HIV-1 TAR element is processed by Dicer to yield a viral micro-RNA involved in chromatin remodeling of the viral LTR

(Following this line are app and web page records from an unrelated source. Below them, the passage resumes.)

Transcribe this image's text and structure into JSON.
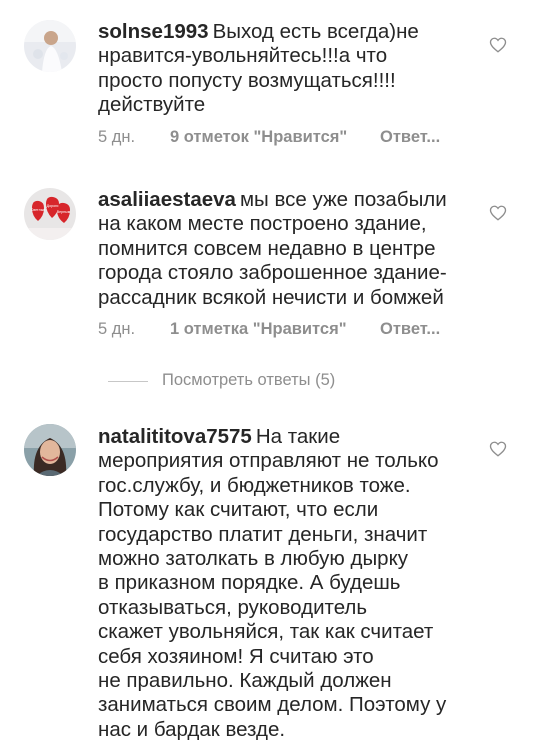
{
  "comments": [
    {
      "username": "solnse1993",
      "lines": [
        "Выход есть всегда)не",
        "нравится-увольняйтесь!!!а что",
        "просто попусту возмущаться!!!!",
        "действуйте"
      ],
      "time": "5 дн.",
      "likes": "9 отметок \"Нравится\"",
      "reply": "Ответ..."
    },
    {
      "username": "asaliiaestaeva",
      "lines": [
        "мы все уже позабыли",
        "на каком месте построено здание,",
        "помнится совсем недавно в центре",
        "города стояло заброшенное здание-",
        "рассадник  всякой нечисти и бомжей"
      ],
      "time": "5 дн.",
      "likes": "1 отметка \"Нравится\"",
      "reply": "Ответ..."
    },
    {
      "username": "natalititova7575",
      "lines": [
        "На такие",
        "мероприятия отправляют не только",
        "гос.службу, и бюджетников тоже.",
        "Потому как считают, что если",
        "государство платит деньги, значит",
        "можно затолкать в любую дырку",
        "в приказном порядке. А будешь",
        "отказываться, руководитель",
        "скажет увольняйся, так как считает",
        "себя хозяином! Я считаю это",
        "не правильно. Каждый должен",
        "заниматься своим делом. Поэтому у",
        "нас и бардак везде."
      ]
    }
  ],
  "view_replies": "Посмотреть ответы (5)",
  "avatar_labels": [
    "Светлые",
    "Дороги",
    "Верным"
  ],
  "colors": {
    "text": "#262626",
    "meta": "#8e8e8e",
    "background": "#ffffff"
  },
  "icons": [
    "heart-icon"
  ]
}
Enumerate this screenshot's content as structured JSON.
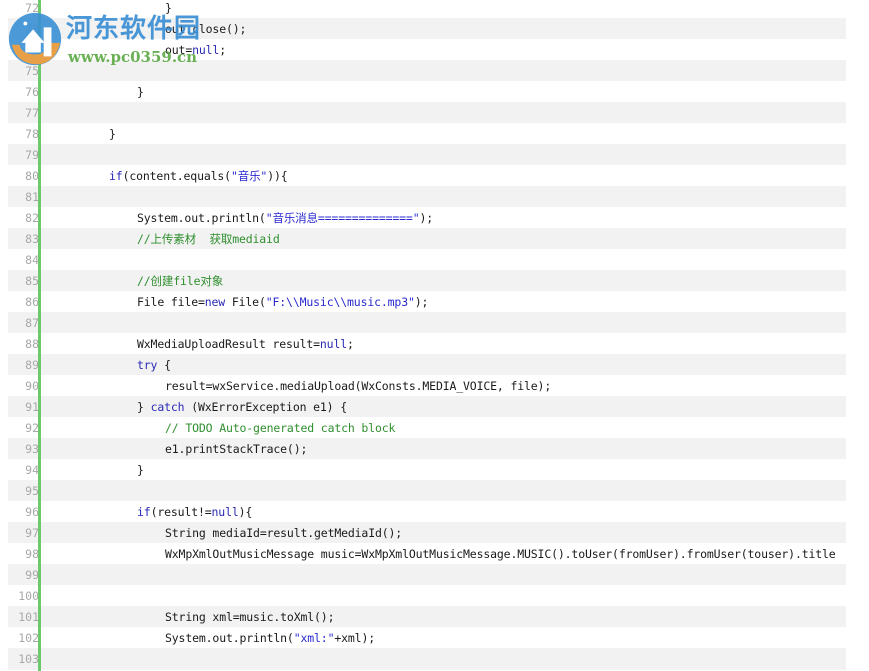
{
  "watermark": {
    "title": "河东软件园",
    "url": "www.pc0359.cn",
    "colors": {
      "title": "#3a8fd4",
      "url": "#5aa843",
      "logo_blue": "#3a8fd4",
      "logo_orange": "#f0a040"
    }
  },
  "editor": {
    "gutter_color": "#6cc96c",
    "alt_row_color": "#f2f2f2",
    "lines": [
      {
        "n": "72",
        "indent": 4,
        "tokens": [
          {
            "t": "}",
            "c": "p"
          }
        ]
      },
      {
        "n": "73",
        "indent": 4,
        "tokens": [
          {
            "t": "out.close();",
            "c": "p"
          }
        ]
      },
      {
        "n": "74",
        "indent": 4,
        "tokens": [
          {
            "t": "out=",
            "c": "p"
          },
          {
            "t": "null",
            "c": "kw"
          },
          {
            "t": ";",
            "c": "p"
          }
        ]
      },
      {
        "n": "75",
        "indent": 0,
        "tokens": []
      },
      {
        "n": "76",
        "indent": 3,
        "tokens": [
          {
            "t": "}",
            "c": "p"
          }
        ]
      },
      {
        "n": "77",
        "indent": 0,
        "tokens": []
      },
      {
        "n": "78",
        "indent": 2,
        "tokens": [
          {
            "t": "}",
            "c": "p"
          }
        ]
      },
      {
        "n": "79",
        "indent": 0,
        "tokens": []
      },
      {
        "n": "80",
        "indent": 2,
        "tokens": [
          {
            "t": "if",
            "c": "kw"
          },
          {
            "t": "(content.equals(",
            "c": "p"
          },
          {
            "t": "\"音乐\"",
            "c": "str"
          },
          {
            "t": ")){",
            "c": "p"
          }
        ]
      },
      {
        "n": "81",
        "indent": 0,
        "tokens": []
      },
      {
        "n": "82",
        "indent": 3,
        "tokens": [
          {
            "t": "System.out.println(",
            "c": "p"
          },
          {
            "t": "\"音乐消息==============\"",
            "c": "str"
          },
          {
            "t": ");",
            "c": "p"
          }
        ]
      },
      {
        "n": "83",
        "indent": 3,
        "tokens": [
          {
            "t": "//上传素材  获取mediaid",
            "c": "cm"
          }
        ]
      },
      {
        "n": "84",
        "indent": 0,
        "tokens": []
      },
      {
        "n": "85",
        "indent": 3,
        "tokens": [
          {
            "t": "//创建file对象",
            "c": "cm"
          }
        ]
      },
      {
        "n": "86",
        "indent": 3,
        "tokens": [
          {
            "t": "File file=",
            "c": "p"
          },
          {
            "t": "new",
            "c": "kw"
          },
          {
            "t": " File(",
            "c": "p"
          },
          {
            "t": "\"F:\\\\Music\\\\music.mp3\"",
            "c": "str"
          },
          {
            "t": ");",
            "c": "p"
          }
        ]
      },
      {
        "n": "87",
        "indent": 0,
        "tokens": []
      },
      {
        "n": "88",
        "indent": 3,
        "tokens": [
          {
            "t": "WxMediaUploadResult result=",
            "c": "p"
          },
          {
            "t": "null",
            "c": "kw"
          },
          {
            "t": ";",
            "c": "p"
          }
        ]
      },
      {
        "n": "89",
        "indent": 3,
        "tokens": [
          {
            "t": "try",
            "c": "kw"
          },
          {
            "t": " {",
            "c": "p"
          }
        ]
      },
      {
        "n": "90",
        "indent": 4,
        "tokens": [
          {
            "t": "result=wxService.mediaUpload(WxConsts.MEDIA_VOICE, file);",
            "c": "p"
          }
        ]
      },
      {
        "n": "91",
        "indent": 3,
        "tokens": [
          {
            "t": "} ",
            "c": "p"
          },
          {
            "t": "catch",
            "c": "kw"
          },
          {
            "t": " (WxErrorException e1) {",
            "c": "p"
          }
        ]
      },
      {
        "n": "92",
        "indent": 4,
        "tokens": [
          {
            "t": "// TODO Auto-generated catch block",
            "c": "cm"
          }
        ]
      },
      {
        "n": "93",
        "indent": 4,
        "tokens": [
          {
            "t": "e1.printStackTrace();",
            "c": "p"
          }
        ]
      },
      {
        "n": "94",
        "indent": 3,
        "tokens": [
          {
            "t": "}",
            "c": "p"
          }
        ]
      },
      {
        "n": "95",
        "indent": 0,
        "tokens": []
      },
      {
        "n": "96",
        "indent": 3,
        "tokens": [
          {
            "t": "if",
            "c": "kw"
          },
          {
            "t": "(result!=",
            "c": "p"
          },
          {
            "t": "null",
            "c": "kw"
          },
          {
            "t": "){",
            "c": "p"
          }
        ]
      },
      {
        "n": "97",
        "indent": 4,
        "tokens": [
          {
            "t": "String mediaId=result.getMediaId();",
            "c": "p"
          }
        ]
      },
      {
        "n": "98",
        "indent": 4,
        "tokens": [
          {
            "t": "WxMpXmlOutMusicMessage music=WxMpXmlOutMusicMessage.MUSIC().toUser(fromUser).fromUser(touser).title",
            "c": "p"
          }
        ]
      },
      {
        "n": "99",
        "indent": 0,
        "tokens": []
      },
      {
        "n": "100",
        "indent": 0,
        "tokens": []
      },
      {
        "n": "101",
        "indent": 4,
        "tokens": [
          {
            "t": "String xml=music.toXml();",
            "c": "p"
          }
        ]
      },
      {
        "n": "102",
        "indent": 4,
        "tokens": [
          {
            "t": "System.out.println(",
            "c": "p"
          },
          {
            "t": "\"xml:\"",
            "c": "str"
          },
          {
            "t": "+xml);",
            "c": "p"
          }
        ]
      },
      {
        "n": "103",
        "indent": 0,
        "tokens": []
      }
    ]
  }
}
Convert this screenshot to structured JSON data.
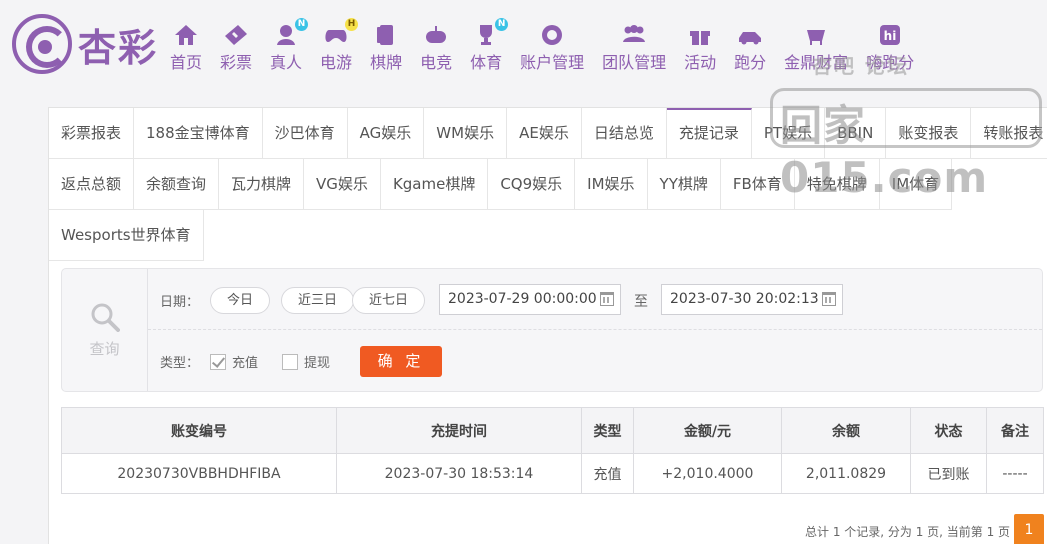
{
  "brand": {
    "name": "杏彩"
  },
  "nav": [
    {
      "label": "首页",
      "icon": "home-icon",
      "badge": ""
    },
    {
      "label": "彩票",
      "icon": "lottery-ticket-icon",
      "badge": ""
    },
    {
      "label": "真人",
      "icon": "live-dealer-icon",
      "badge": "N"
    },
    {
      "label": "电游",
      "icon": "gamepad-icon",
      "badge": "H"
    },
    {
      "label": "棋牌",
      "icon": "cards-icon",
      "badge": ""
    },
    {
      "label": "电竞",
      "icon": "esports-controller-icon",
      "badge": ""
    },
    {
      "label": "体育",
      "icon": "trophy-icon",
      "badge": "N"
    },
    {
      "label": "账户管理",
      "icon": "account-icon",
      "badge": ""
    },
    {
      "label": "团队管理",
      "icon": "team-icon",
      "badge": ""
    },
    {
      "label": "活动",
      "icon": "gift-icon",
      "badge": ""
    },
    {
      "label": "跑分",
      "icon": "car-icon",
      "badge": ""
    },
    {
      "label": "金鼎财富",
      "icon": "cauldron-icon",
      "badge": ""
    },
    {
      "label": "嗨跑分",
      "icon": "hi-icon",
      "badge": ""
    }
  ],
  "watermark": {
    "top": "杏吧  论坛",
    "main": "回家015.com"
  },
  "tabs": {
    "row1": [
      "彩票报表",
      "188金宝博体育",
      "沙巴体育",
      "AG娱乐",
      "WM娱乐",
      "AE娱乐",
      "日结总览",
      "充提记录",
      "PT娱乐",
      "BBIN",
      "账变报表",
      "转账报表"
    ],
    "row2": [
      "返点总额",
      "余额查询",
      "瓦力棋牌",
      "VG娱乐",
      "Kgame棋牌",
      "CQ9娱乐",
      "IM娱乐",
      "YY棋牌",
      "FB体育",
      "特免棋牌",
      "IM体育"
    ],
    "row3": [
      "Wesports世界体育"
    ],
    "active": "充提记录"
  },
  "query": {
    "side_label": "查询",
    "date_label": "日期：",
    "quick": [
      "今日",
      "近三日",
      "近七日"
    ],
    "start_date": "2023-07-29 00:00:00",
    "to": "至",
    "end_date": "2023-07-30 20:02:13",
    "type_label": "类型：",
    "types": [
      {
        "label": "充值",
        "checked": true
      },
      {
        "label": "提现",
        "checked": false
      }
    ],
    "confirm": "确 定"
  },
  "table": {
    "headers": [
      "账变编号",
      "充提时间",
      "类型",
      "金额/元",
      "余额",
      "状态",
      "备注"
    ],
    "rows": [
      [
        "20230730VBBHDHFIBA",
        "2023-07-30 18:53:14",
        "充值",
        "+2,010.4000",
        "2,011.0829",
        "已到账",
        "-----"
      ]
    ]
  },
  "pager": {
    "info": "总计 1 个记录, 分为 1 页, 当前第 1 页",
    "current": "1"
  },
  "colors": {
    "brand": "#8e5fb0",
    "confirm": "#f05a22",
    "amount": "#e02020",
    "status": "#2fa52f",
    "page": "#f0821e"
  }
}
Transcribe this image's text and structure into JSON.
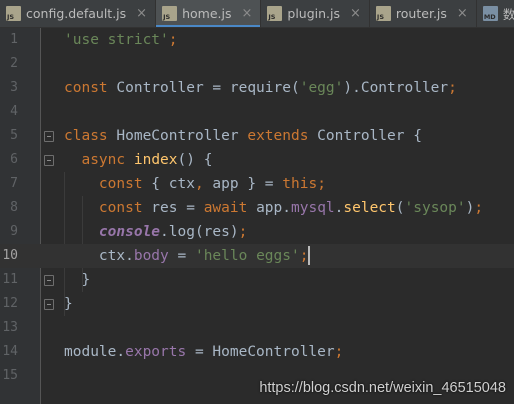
{
  "tabs": [
    {
      "label": "config.default.js",
      "icon": "js-file-icon",
      "badge": "JS",
      "active": false
    },
    {
      "label": "home.js",
      "icon": "js-file-icon",
      "badge": "JS",
      "active": true
    },
    {
      "label": "plugin.js",
      "icon": "js-file-icon",
      "badge": "JS",
      "active": false
    },
    {
      "label": "router.js",
      "icon": "js-file-icon",
      "badge": "JS",
      "active": false
    },
    {
      "label": "数据库设计",
      "icon": "md-file-icon",
      "badge": "MD",
      "active": false
    }
  ],
  "close_glyph": "×",
  "editor": {
    "current_line": 10,
    "lines": [
      {
        "num": "1",
        "code": "'use strict';"
      },
      {
        "num": "2",
        "code": ""
      },
      {
        "num": "3",
        "code": "const Controller = require('egg').Controller;"
      },
      {
        "num": "4",
        "code": ""
      },
      {
        "num": "5",
        "code": "class HomeController extends Controller {"
      },
      {
        "num": "6",
        "code": "  async index() {"
      },
      {
        "num": "7",
        "code": "    const { ctx, app } = this;"
      },
      {
        "num": "8",
        "code": "    const res = await app.mysql.select('sysop');"
      },
      {
        "num": "9",
        "code": "    console.log(res);"
      },
      {
        "num": "10",
        "code": "    ctx.body = 'hello eggs';"
      },
      {
        "num": "11",
        "code": "  }"
      },
      {
        "num": "12",
        "code": "}"
      },
      {
        "num": "13",
        "code": ""
      },
      {
        "num": "14",
        "code": "module.exports = HomeController;"
      },
      {
        "num": "15",
        "code": ""
      }
    ]
  },
  "watermark": "https://blog.csdn.net/weixin_46515048",
  "colors": {
    "background": "#2b2b2b",
    "keyword": "#cc7832",
    "string": "#6a8759",
    "function": "#ffc66d",
    "property": "#9876aa",
    "text": "#a9b7c6",
    "active_tab_underline": "#4a88c7"
  }
}
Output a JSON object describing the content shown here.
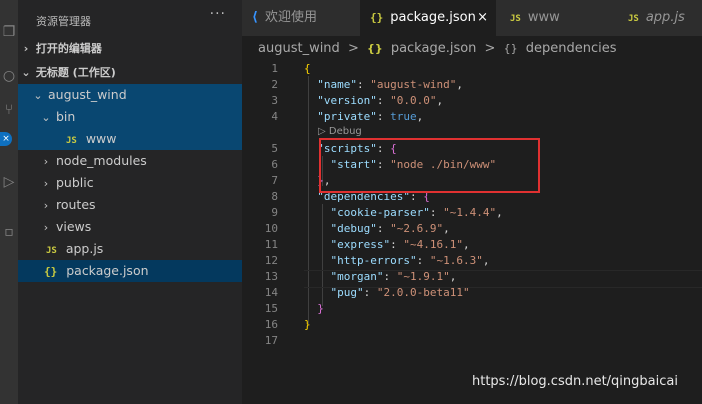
{
  "sidebar": {
    "title": "资源管理器",
    "more": "···",
    "open_editors": "打开的编辑器",
    "workspace": "无标题 (工作区)",
    "tree": [
      {
        "label": "august_wind",
        "chevron": "⌄",
        "indent": 1
      },
      {
        "label": "bin",
        "chevron": "⌄",
        "indent": 2
      },
      {
        "label": "www",
        "badge": "JS",
        "indent": 3
      },
      {
        "label": "node_modules",
        "chevron": "›",
        "indent": 2
      },
      {
        "label": "public",
        "chevron": "›",
        "indent": 2
      },
      {
        "label": "routes",
        "chevron": "›",
        "indent": 2
      },
      {
        "label": "views",
        "chevron": "›",
        "indent": 2
      },
      {
        "label": "app.js",
        "badge": "JS",
        "indent": 2
      },
      {
        "label": "package.json",
        "badge": "{}",
        "indent": 2
      }
    ]
  },
  "tabs": [
    {
      "label": "欢迎使用",
      "icon": "vscode-icon"
    },
    {
      "label": "package.json",
      "icon": "json-icon",
      "active": true,
      "close": "×"
    },
    {
      "label": "www",
      "icon": "js-icon"
    },
    {
      "label": "app.js",
      "icon": "js-icon"
    }
  ],
  "tab_icons": {
    "json": "{}",
    "js": "JS",
    "vscode": "⟨"
  },
  "breadcrumb": {
    "folder": "august_wind",
    "file_icon": "{}",
    "file": "package.json",
    "node_icon": "{}",
    "node": "dependencies",
    "sep": ">"
  },
  "editor": {
    "line_numbers": [
      "1",
      "2",
      "3",
      "4",
      "5",
      "6",
      "7",
      "8",
      "9",
      "10",
      "11",
      "12",
      "13",
      "14",
      "15",
      "16",
      "17"
    ],
    "codelens": "▷ Debug",
    "pkg": {
      "name_key": "\"name\"",
      "name_val": "\"august-wind\"",
      "version_key": "\"version\"",
      "version_val": "\"0.0.0\"",
      "private_key": "\"private\"",
      "private_val": "true",
      "scripts_key": "\"scripts\"",
      "start_key": "\"start\"",
      "start_val": "\"node ./bin/www\"",
      "deps_key": "\"dependencies\""
    },
    "deps": [
      {
        "key": "\"cookie-parser\"",
        "val": "\"~1.4.4\""
      },
      {
        "key": "\"debug\"",
        "val": "\"~2.6.9\""
      },
      {
        "key": "\"express\"",
        "val": "\"~4.16.1\""
      },
      {
        "key": "\"http-errors\"",
        "val": "\"~1.6.3\""
      },
      {
        "key": "\"morgan\"",
        "val": "\"~1.9.1\""
      },
      {
        "key": "\"pug\"",
        "val": "\"2.0.0-beta11\""
      }
    ]
  },
  "watermark": "https://blog.csdn.net/qingbaicai",
  "colors": {
    "accent": "#0e70c0",
    "highlight_box": "#e03131",
    "active_row": "#094771"
  }
}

BACKGROUND:RNA interference (RNAi) is a regulatory mechanism conserved in higher eukaryotes. The RNAi pathway generates small interfering RNA (siRNA) or micro RNA (miRNA) from either long double stranded stretches of RNA or RNA hairpins, respectively. The siRNA or miRNA then guides an effector complex to a homologous sequence of mRNA and regulates suppression of gene expression through one of several mechanisms. The suppression of gene expression through these mechanisms serves to regulate endogenous gene expression and protect the cell from foreign nucleic acids. There is growing evidence that many viruses have developed in the context of RNAi and express either a suppressor of RNAi or their own viral miRNA. RESULTS:In this study we investigated the possibility that the HIV-1 TAR element, a hairpin structure of ~50 nucleotides found at the 5' end of the HIV viral mRNA, is recognized by the RNAi machinery and processed to yield a viral miRNA. We show that the protein Dicer, the enzyme responsible for cleaving miRNA and siRNA from longer RNA sequences, is expressed in CD4+ T-cells. Interestingly, the level of expression of Dicer in monocytes is sub-optimal, suggesting a possible role for RNAi in maintaining latency in T-cells. Using a biotin labeled TAR element we demonstrate that Dicer binds to this structure. We show that recombinant Dicer is capable of cleaving the TAR element in vitro and that TAR derived miRNA is present in HIV-1 infected cell lines and primary T-cell blasts. Finally, we show that a TAR derived miRNA is capable of regulating viral gene expression and may be involved in repressing gene expression through transcriptional silencing. CONCLUSION/CONCLUSIONS:HIV-1 TAR element is processed by the Dicer enzyme to create a viral miRNA. This viral miRNA is detectable in infected cells and appears to contribute to viral latency.